BriefingBMJ 1998; 316 doi: https://doi.org/10.1136/bmj.316.7124.3a (Published 03 January 1998) Cite this as: BMJ 1998;316:S3a-7124
Enhancing your people skills “amounts to struggling with a whole host of things that are easier said than done,” it's true, but Peter Honey's book Improve your people skills might be an interesting place to start. This occupational psychologist turned industrial trainer and guru has distilled the wisdom of twenty years of management consulting into a slim volume that covers most interpersonal work behaviours (acquiescence to worry via leadership and manipulation). Although Honey claims to be a behaviourist, his sources are eclectic, and its arrangement - in short alphabetised sections - readily lends itself to a spot of bedtime reading. Honey P. Improve your people skills (2nd ed). London: Institute of Personnel and Development, 1997.

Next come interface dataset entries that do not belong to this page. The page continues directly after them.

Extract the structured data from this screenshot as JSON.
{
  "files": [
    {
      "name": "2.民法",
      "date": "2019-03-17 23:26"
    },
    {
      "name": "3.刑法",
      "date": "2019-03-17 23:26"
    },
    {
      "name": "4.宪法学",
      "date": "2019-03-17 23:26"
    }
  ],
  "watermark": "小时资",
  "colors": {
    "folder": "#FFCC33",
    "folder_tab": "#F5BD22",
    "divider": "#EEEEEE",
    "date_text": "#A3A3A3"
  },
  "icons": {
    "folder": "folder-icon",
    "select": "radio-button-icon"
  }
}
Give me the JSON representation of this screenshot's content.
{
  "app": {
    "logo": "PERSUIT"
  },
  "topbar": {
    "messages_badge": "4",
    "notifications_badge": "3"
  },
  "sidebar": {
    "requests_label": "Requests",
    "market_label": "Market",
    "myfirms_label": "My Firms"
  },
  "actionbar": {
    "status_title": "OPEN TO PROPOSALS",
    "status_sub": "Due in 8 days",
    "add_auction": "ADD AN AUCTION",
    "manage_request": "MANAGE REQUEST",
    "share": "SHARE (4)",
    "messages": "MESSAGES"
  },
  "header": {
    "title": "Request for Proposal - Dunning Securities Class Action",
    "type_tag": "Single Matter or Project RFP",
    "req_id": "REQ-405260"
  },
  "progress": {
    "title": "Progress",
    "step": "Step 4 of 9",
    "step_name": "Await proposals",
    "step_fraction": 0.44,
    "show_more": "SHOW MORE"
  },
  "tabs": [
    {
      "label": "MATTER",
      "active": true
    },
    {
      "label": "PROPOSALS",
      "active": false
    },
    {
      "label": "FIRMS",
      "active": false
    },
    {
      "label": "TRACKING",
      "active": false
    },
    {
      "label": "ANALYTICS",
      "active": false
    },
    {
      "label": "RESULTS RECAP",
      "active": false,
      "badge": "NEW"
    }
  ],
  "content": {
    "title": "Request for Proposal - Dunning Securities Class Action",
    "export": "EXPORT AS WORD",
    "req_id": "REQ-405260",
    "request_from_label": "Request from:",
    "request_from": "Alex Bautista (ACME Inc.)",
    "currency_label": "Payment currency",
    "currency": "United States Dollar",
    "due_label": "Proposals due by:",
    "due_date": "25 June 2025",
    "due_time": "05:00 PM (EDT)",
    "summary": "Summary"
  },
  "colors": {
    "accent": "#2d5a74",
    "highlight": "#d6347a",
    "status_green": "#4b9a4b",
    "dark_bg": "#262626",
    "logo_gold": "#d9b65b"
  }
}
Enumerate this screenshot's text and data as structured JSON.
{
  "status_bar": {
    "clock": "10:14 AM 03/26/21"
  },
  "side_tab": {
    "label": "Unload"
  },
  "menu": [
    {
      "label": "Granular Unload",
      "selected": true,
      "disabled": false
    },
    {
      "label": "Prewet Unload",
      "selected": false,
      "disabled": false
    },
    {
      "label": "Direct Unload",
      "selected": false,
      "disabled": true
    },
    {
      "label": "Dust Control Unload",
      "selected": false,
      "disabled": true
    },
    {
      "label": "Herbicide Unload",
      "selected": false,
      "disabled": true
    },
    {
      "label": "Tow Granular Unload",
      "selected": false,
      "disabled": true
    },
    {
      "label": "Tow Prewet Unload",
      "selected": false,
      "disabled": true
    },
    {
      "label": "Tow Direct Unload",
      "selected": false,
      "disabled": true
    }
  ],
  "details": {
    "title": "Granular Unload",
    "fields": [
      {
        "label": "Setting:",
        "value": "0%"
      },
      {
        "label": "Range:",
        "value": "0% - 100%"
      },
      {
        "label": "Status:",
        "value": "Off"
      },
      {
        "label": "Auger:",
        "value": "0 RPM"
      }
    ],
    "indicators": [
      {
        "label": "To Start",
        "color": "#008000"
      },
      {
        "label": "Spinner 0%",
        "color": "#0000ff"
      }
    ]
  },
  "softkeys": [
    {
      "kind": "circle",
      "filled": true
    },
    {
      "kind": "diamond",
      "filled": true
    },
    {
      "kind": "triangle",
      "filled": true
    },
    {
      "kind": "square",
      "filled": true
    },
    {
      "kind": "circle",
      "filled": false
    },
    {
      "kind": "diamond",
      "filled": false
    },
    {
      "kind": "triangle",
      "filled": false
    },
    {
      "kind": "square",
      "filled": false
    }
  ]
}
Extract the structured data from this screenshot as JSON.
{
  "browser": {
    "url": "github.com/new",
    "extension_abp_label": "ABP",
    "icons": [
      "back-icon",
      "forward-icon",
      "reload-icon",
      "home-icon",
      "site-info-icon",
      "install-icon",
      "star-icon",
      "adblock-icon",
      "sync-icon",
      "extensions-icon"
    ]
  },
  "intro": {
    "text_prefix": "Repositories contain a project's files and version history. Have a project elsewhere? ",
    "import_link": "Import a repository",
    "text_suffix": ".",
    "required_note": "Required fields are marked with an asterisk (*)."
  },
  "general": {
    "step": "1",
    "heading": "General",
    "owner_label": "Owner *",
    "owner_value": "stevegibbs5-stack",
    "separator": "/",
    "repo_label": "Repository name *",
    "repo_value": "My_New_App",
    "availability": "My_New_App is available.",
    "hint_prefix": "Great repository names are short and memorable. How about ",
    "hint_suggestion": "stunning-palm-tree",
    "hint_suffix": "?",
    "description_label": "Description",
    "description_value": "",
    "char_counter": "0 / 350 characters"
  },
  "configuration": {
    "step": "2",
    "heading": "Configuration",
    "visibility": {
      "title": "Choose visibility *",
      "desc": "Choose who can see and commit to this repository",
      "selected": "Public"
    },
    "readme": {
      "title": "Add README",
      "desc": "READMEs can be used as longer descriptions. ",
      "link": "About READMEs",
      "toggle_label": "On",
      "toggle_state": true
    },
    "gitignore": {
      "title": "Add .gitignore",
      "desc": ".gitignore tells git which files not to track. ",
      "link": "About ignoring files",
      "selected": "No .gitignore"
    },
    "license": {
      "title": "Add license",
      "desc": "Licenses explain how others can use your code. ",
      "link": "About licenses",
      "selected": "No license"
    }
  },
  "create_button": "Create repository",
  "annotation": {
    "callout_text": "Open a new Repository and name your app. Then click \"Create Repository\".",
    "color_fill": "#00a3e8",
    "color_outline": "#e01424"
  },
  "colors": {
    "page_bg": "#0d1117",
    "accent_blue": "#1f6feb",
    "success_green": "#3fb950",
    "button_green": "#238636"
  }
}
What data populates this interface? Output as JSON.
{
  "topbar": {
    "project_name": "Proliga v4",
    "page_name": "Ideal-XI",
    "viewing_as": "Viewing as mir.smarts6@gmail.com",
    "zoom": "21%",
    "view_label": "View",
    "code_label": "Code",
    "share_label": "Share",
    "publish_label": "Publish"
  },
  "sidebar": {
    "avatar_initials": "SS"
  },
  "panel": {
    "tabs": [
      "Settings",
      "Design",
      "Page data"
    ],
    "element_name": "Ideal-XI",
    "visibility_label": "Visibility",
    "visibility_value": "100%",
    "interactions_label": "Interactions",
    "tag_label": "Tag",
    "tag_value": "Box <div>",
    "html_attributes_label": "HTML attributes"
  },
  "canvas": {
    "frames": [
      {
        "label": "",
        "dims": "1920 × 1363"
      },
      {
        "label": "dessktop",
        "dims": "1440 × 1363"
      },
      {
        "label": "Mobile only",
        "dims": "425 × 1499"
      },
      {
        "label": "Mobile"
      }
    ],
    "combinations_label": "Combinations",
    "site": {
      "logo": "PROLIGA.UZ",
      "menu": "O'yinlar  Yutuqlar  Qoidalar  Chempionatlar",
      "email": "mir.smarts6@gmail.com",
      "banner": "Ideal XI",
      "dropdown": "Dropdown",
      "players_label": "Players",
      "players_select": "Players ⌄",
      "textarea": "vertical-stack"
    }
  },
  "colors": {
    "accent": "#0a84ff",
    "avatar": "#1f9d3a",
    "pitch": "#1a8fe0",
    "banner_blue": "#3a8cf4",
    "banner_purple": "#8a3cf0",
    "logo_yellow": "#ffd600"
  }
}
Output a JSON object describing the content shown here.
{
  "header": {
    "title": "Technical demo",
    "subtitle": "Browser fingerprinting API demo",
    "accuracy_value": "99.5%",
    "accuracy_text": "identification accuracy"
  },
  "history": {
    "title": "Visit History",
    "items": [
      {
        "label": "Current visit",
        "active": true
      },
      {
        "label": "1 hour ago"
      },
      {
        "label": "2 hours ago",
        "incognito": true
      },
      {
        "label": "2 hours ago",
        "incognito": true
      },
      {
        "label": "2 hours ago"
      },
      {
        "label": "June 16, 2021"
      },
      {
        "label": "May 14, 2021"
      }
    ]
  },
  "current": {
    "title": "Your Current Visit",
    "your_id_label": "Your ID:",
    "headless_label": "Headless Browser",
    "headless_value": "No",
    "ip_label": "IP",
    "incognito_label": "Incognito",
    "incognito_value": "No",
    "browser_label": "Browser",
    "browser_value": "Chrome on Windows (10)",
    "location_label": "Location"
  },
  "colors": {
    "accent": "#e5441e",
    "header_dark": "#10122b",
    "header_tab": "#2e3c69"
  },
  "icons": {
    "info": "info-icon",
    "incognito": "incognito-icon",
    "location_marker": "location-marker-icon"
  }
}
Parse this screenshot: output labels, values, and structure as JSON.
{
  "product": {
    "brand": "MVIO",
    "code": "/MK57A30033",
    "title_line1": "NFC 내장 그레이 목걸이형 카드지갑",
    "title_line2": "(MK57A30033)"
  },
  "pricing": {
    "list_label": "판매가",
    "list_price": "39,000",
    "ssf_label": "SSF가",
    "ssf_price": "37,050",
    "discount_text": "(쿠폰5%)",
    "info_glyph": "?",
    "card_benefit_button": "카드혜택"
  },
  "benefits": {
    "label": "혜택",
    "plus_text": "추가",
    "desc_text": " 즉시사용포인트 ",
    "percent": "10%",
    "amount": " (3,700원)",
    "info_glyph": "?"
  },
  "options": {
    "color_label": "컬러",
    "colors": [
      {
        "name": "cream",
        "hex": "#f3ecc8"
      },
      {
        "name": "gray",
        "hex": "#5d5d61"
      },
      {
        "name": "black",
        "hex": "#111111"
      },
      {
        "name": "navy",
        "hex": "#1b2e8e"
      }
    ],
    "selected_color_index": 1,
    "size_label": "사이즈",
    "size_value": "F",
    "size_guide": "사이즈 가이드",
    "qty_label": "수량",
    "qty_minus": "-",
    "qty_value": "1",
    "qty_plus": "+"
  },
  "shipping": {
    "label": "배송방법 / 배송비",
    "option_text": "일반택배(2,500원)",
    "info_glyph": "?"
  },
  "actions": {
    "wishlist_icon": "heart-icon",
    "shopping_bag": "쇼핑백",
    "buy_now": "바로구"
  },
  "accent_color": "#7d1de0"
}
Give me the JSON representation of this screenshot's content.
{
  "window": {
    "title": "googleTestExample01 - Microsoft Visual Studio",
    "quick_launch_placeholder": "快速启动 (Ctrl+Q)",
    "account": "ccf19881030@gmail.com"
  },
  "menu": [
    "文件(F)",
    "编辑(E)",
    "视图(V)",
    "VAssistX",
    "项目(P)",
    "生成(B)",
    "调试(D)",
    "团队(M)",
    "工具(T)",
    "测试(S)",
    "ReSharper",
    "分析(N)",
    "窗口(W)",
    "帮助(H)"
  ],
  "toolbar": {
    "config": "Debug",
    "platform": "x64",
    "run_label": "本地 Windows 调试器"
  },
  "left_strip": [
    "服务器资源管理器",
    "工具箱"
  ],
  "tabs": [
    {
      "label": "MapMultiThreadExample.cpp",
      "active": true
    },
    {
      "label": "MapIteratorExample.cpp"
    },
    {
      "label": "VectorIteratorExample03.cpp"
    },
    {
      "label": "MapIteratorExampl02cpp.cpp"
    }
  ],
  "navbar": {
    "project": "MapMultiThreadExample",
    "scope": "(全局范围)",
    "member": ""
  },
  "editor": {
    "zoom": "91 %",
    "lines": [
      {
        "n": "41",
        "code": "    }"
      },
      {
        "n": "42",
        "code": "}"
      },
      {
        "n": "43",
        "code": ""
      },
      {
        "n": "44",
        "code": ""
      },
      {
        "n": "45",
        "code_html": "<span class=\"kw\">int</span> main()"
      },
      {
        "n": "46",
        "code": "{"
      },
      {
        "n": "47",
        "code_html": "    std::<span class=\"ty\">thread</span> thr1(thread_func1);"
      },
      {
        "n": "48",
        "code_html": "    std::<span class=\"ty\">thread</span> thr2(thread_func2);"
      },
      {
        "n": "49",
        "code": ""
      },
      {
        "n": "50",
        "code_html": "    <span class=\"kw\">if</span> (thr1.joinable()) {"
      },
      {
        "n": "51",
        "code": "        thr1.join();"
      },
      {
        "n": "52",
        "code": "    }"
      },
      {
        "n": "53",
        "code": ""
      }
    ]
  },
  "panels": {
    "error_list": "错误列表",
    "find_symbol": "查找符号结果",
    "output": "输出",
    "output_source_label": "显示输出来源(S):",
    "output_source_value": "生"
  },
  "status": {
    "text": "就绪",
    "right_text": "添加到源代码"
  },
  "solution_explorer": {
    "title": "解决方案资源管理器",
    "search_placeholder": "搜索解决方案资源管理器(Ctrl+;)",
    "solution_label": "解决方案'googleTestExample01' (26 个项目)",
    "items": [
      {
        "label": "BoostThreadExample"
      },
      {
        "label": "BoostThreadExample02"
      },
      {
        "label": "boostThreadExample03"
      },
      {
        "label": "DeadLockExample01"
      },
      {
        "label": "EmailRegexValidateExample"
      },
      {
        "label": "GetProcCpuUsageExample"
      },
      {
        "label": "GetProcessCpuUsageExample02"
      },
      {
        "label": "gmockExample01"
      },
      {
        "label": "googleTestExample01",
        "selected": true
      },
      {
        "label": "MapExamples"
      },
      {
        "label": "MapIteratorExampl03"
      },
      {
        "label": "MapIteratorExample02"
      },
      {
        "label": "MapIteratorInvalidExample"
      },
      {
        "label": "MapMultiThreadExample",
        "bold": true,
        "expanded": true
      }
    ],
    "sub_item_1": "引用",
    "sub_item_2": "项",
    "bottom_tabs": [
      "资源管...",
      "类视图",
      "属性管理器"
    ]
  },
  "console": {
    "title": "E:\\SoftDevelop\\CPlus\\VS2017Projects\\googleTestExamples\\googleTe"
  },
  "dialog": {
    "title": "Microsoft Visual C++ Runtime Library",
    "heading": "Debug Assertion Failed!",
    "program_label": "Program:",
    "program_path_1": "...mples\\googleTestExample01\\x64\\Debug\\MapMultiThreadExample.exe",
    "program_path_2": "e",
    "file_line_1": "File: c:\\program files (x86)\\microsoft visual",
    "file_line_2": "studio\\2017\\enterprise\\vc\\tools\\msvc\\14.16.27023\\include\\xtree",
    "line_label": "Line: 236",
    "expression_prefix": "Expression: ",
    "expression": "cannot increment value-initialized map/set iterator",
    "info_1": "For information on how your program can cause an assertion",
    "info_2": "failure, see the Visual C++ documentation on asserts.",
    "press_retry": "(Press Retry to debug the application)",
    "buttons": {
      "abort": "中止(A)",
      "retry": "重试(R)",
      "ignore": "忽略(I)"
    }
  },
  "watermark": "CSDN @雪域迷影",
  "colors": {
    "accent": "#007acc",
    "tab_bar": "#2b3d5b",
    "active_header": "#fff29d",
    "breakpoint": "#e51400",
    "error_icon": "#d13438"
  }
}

The concept of skill mix is “little understood, elusive to define, and therefore difficult to measure.” So opens Skill mix in primary care, a report of a study of workload, teamwork, delegation and patient satisfaction in primary care. Researchers from the Centre for Health Economics in York studied ten practices selected purposively for their weak and strong skill mixes (the ratio of doctors to nurses). Interestingly, none of the structural characteristics of the practices seemed to predict workload activity or delegation: more important was the “working style” of the practice organisation, which, the report concludes, it is important to identify and monitor. Jenkins-Clarke S, Carr-Hill R, Dixon P, Pringle M. Skill mix in primary care: a study of the interface between the general practitioner and other members of the primary health care team - a final report. York: Centre for Health Economics, 1997.